Please print the entries exactly, omitting each image.

#### Source material ####

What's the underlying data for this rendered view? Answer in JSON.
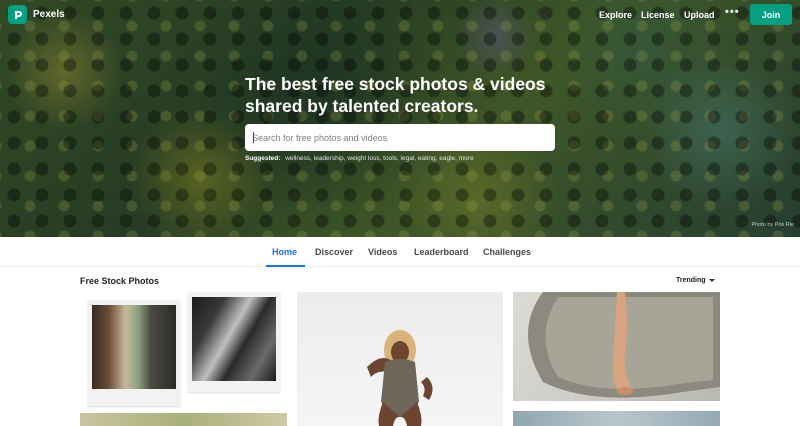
{
  "brand": {
    "name": "Pexels",
    "accent": "#05a081"
  },
  "nav": {
    "links": [
      "Explore",
      "License",
      "Upload"
    ],
    "more": "•••",
    "join_label": "Join"
  },
  "hero": {
    "headline_line1": "The best free stock photos & videos",
    "headline_line2": "shared by talented creators.",
    "search_placeholder": "Search for free photos and videos",
    "suggested_label": "Suggested:",
    "suggested_items": [
      "wellness,",
      "leadership,",
      "weight loss,",
      "tools,",
      "legal,",
      "eating,",
      "eagle,",
      "more"
    ],
    "photo_credit": "Photo by Pok Rie"
  },
  "tabs": [
    {
      "label": "Home",
      "active": true
    },
    {
      "label": "Discover",
      "active": false
    },
    {
      "label": "Videos",
      "active": false
    },
    {
      "label": "Leaderboard",
      "active": false
    },
    {
      "label": "Challenges",
      "active": false
    }
  ],
  "section": {
    "title": "Free Stock Photos",
    "sort_label": "Trending"
  },
  "icons": {
    "search": "search-icon",
    "logo": "pexels-logo-icon",
    "more": "more-dots-icon",
    "dropdown": "chevron-down-icon"
  },
  "colors": {
    "tab_active": "#1a73e8"
  }
}
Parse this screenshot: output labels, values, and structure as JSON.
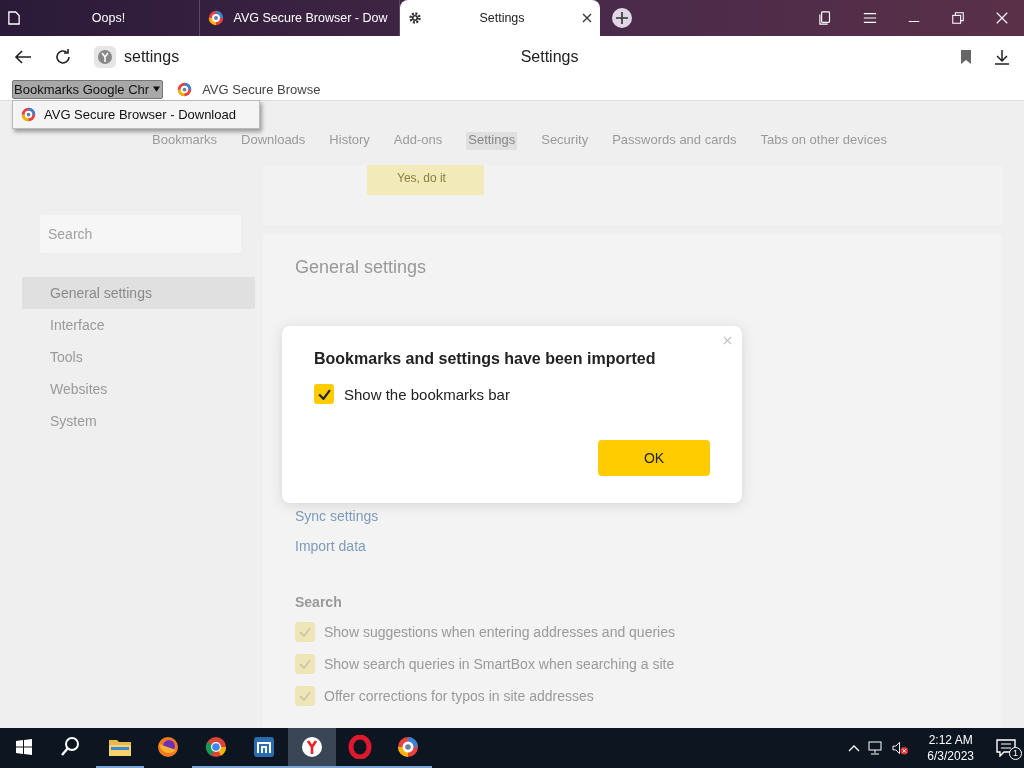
{
  "tabs": [
    {
      "title": "Oops!",
      "kind": "page",
      "selected": false
    },
    {
      "title": "AVG Secure Browser - Dow",
      "kind": "avg",
      "selected": false
    },
    {
      "title": "Settings",
      "kind": "gear",
      "selected": true
    }
  ],
  "address_bar": {
    "value": "settings",
    "page_title": "Settings"
  },
  "bookmarks_bar": [
    {
      "label": "Bookmarks Google Chr",
      "kind": "folder",
      "expanded": true
    },
    {
      "label": "AVG Secure Browse",
      "kind": "link"
    }
  ],
  "bookmark_menu": [
    {
      "label": "AVG Secure Browser - Download"
    }
  ],
  "settings_nav": [
    {
      "label": "Bookmarks",
      "selected": false
    },
    {
      "label": "Downloads",
      "selected": false
    },
    {
      "label": "History",
      "selected": false
    },
    {
      "label": "Add-ons",
      "selected": false
    },
    {
      "label": "Settings",
      "selected": true
    },
    {
      "label": "Security",
      "selected": false
    },
    {
      "label": "Passwords and cards",
      "selected": false
    },
    {
      "label": "Tabs on other devices",
      "selected": false
    }
  ],
  "banner_button": "Yes, do it",
  "sidebar": {
    "search_placeholder": "Search",
    "items": [
      {
        "label": "General settings",
        "selected": true
      },
      {
        "label": "Interface",
        "selected": false
      },
      {
        "label": "Tools",
        "selected": false
      },
      {
        "label": "Websites",
        "selected": false
      },
      {
        "label": "System",
        "selected": false
      }
    ]
  },
  "section_title": "General settings",
  "links": [
    "Sync settings",
    "Import data"
  ],
  "search_section": {
    "title": "Search",
    "options": [
      {
        "label": "Show suggestions when entering addresses and queries",
        "checked": true
      },
      {
        "label": "Show search queries in SmartBox when searching a site",
        "checked": true
      },
      {
        "label": "Offer corrections for typos in site addresses",
        "checked": true
      }
    ]
  },
  "dialog": {
    "title": "Bookmarks and settings have been imported",
    "checkbox": {
      "label": "Show the bookmarks bar",
      "checked": true
    },
    "button": "OK"
  },
  "taskbar": {
    "apps": [
      {
        "kind": "search",
        "running": false,
        "selected": false
      },
      {
        "kind": "explorer",
        "running": true,
        "selected": false
      },
      {
        "kind": "firefox",
        "running": false,
        "selected": false
      },
      {
        "kind": "chrome",
        "running": true,
        "selected": false
      },
      {
        "kind": "maxthon",
        "running": true,
        "selected": false
      },
      {
        "kind": "yandex",
        "running": true,
        "selected": true
      },
      {
        "kind": "opera",
        "running": true,
        "selected": false
      },
      {
        "kind": "avg",
        "running": true,
        "selected": false
      }
    ],
    "time": "2:12 AM",
    "date": "6/3/2023",
    "notifications": "1"
  }
}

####

Response below.
What's the underlying data for this rendered view? Answer in JSON.
{
  "brand": {
    "name": "Pexels",
    "accent": "#05a081"
  },
  "nav": {
    "links": [
      "Explore",
      "License",
      "Upload"
    ],
    "more": "•••",
    "join_label": "Join"
  },
  "hero": {
    "headline_line1": "The best free stock photos & videos",
    "headline_line2": "shared by talented creators.",
    "search_placeholder": "Search for free photos and videos",
    "suggested_label": "Suggested:",
    "suggested_items": [
      "wellness,",
      "leadership,",
      "weight loss,",
      "tools,",
      "legal,",
      "eating,",
      "eagle,",
      "more"
    ],
    "photo_credit": "Photo by Pok Rie"
  },
  "tabs": [
    {
      "label": "Home",
      "active": true
    },
    {
      "label": "Discover",
      "active": false
    },
    {
      "label": "Videos",
      "active": false
    },
    {
      "label": "Leaderboard",
      "active": false
    },
    {
      "label": "Challenges",
      "active": false
    }
  ],
  "section": {
    "title": "Free Stock Photos",
    "sort_label": "Trending"
  },
  "icons": {
    "search": "search-icon",
    "logo": "pexels-logo-icon",
    "more": "more-dots-icon",
    "dropdown": "chevron-down-icon"
  },
  "colors": {
    "tab_active": "#1a73e8"
  }
}
Parse this screenshot: output labels, values, and structure as JSON.
{
  "tabs": [
    {
      "title": "Oops!",
      "kind": "page",
      "selected": false
    },
    {
      "title": "AVG Secure Browser - Dow",
      "kind": "avg",
      "selected": false
    },
    {
      "title": "Settings",
      "kind": "gear",
      "selected": true
    }
  ],
  "address_bar": {
    "value": "settings",
    "page_title": "Settings"
  },
  "bookmarks_bar": [
    {
      "label": "Bookmarks Google Chr",
      "kind": "folder",
      "expanded": true
    },
    {
      "label": "AVG Secure Browse",
      "kind": "link"
    }
  ],
  "bookmark_menu": [
    {
      "label": "AVG Secure Browser - Download"
    }
  ],
  "settings_nav": [
    {
      "label": "Bookmarks",
      "selected": false
    },
    {
      "label": "Downloads",
      "selected": false
    },
    {
      "label": "History",
      "selected": false
    },
    {
      "label": "Add-ons",
      "selected": false
    },
    {
      "label": "Settings",
      "selected": true
    },
    {
      "label": "Security",
      "selected": false
    },
    {
      "label": "Passwords and cards",
      "selected": false
    },
    {
      "label": "Tabs on other devices",
      "selected": false
    }
  ],
  "banner_button": "Yes, do it",
  "sidebar": {
    "search_placeholder": "Search",
    "items": [
      {
        "label": "General settings",
        "selected": true
      },
      {
        "label": "Interface",
        "selected": false
      },
      {
        "label": "Tools",
        "selected": false
      },
      {
        "label": "Websites",
        "selected": false
      },
      {
        "label": "System",
        "selected": false
      }
    ]
  },
  "section_title": "General settings",
  "links": [
    "Sync settings",
    "Import data"
  ],
  "search_section": {
    "title": "Search",
    "options": [
      {
        "label": "Show suggestions when entering addresses and queries",
        "checked": true
      },
      {
        "label": "Show search queries in SmartBox when searching a site",
        "checked": true
      },
      {
        "label": "Offer corrections for typos in site addresses",
        "checked": true
      }
    ]
  },
  "dialog": {
    "title": "Bookmarks and settings have been imported",
    "checkbox": {
      "label": "Show the bookmarks bar",
      "checked": true
    },
    "button": "OK"
  },
  "taskbar": {
    "apps": [
      {
        "kind": "search",
        "running": false,
        "selected": false
      },
      {
        "kind": "explorer",
        "running": true,
        "selected": false
      },
      {
        "kind": "firefox",
        "running": false,
        "selected": false
      },
      {
        "kind": "chrome",
        "running": true,
        "selected": false
      },
      {
        "kind": "maxthon",
        "running": true,
        "selected": false
      },
      {
        "kind": "yandex",
        "running": true,
        "selected": true
      },
      {
        "kind": "opera",
        "running": true,
        "selected": false
      },
      {
        "kind": "avg",
        "running": true,
        "selected": false
      }
    ],
    "time": "2:12 AM",
    "date": "6/3/2023",
    "notifications": "1"
  }
}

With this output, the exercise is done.